[Component data from apps and pages]
============================================================

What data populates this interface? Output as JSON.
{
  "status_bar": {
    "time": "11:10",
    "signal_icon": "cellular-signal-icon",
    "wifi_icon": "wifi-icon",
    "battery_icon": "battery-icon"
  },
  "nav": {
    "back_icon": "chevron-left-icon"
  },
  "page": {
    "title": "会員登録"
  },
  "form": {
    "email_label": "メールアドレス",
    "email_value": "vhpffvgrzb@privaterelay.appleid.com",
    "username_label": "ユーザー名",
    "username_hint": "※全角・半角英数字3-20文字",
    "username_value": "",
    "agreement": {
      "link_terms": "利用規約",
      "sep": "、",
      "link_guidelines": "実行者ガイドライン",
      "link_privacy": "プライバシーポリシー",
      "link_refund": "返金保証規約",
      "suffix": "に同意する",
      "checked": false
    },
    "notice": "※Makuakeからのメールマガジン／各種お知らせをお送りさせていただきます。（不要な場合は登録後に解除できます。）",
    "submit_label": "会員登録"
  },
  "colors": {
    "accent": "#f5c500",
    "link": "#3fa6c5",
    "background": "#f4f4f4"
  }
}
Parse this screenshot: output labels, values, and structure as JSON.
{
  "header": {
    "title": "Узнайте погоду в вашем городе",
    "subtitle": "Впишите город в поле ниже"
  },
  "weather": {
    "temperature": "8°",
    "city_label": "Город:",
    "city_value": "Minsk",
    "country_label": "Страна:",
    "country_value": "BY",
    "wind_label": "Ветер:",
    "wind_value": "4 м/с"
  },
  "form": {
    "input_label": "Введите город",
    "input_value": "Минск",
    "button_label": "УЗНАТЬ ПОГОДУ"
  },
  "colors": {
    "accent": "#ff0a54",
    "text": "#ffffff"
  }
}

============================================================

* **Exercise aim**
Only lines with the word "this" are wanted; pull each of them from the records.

* **Response**
What data populates this interface? Output as JSON.
Parse this screenshot: output labels, values, and structure as JSON.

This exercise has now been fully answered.